Report the count of lines in the records that contain "Instances", without any added text.

'''

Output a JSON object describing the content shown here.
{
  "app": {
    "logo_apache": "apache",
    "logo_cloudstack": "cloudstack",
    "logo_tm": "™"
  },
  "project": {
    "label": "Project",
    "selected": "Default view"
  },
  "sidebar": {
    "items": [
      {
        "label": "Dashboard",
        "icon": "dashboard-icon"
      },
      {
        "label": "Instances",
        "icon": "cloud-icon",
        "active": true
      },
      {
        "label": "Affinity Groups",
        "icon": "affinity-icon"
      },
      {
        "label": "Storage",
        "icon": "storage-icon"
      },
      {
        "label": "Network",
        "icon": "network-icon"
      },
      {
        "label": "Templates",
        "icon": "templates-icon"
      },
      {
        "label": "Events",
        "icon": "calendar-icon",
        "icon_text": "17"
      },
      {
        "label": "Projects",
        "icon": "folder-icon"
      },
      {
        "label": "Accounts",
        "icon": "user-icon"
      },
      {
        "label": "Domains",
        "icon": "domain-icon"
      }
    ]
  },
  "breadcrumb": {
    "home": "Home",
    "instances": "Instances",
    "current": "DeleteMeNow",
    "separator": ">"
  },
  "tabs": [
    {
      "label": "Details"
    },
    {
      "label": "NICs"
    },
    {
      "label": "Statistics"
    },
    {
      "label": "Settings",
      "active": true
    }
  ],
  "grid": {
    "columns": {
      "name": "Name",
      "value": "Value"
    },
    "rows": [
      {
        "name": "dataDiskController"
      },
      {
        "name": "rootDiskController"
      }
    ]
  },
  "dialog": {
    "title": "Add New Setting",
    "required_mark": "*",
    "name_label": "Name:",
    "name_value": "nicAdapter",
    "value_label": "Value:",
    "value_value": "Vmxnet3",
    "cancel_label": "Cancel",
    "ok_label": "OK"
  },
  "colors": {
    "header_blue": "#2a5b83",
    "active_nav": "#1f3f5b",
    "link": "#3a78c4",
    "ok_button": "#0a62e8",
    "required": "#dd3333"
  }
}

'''

### TASK SOLUTION
2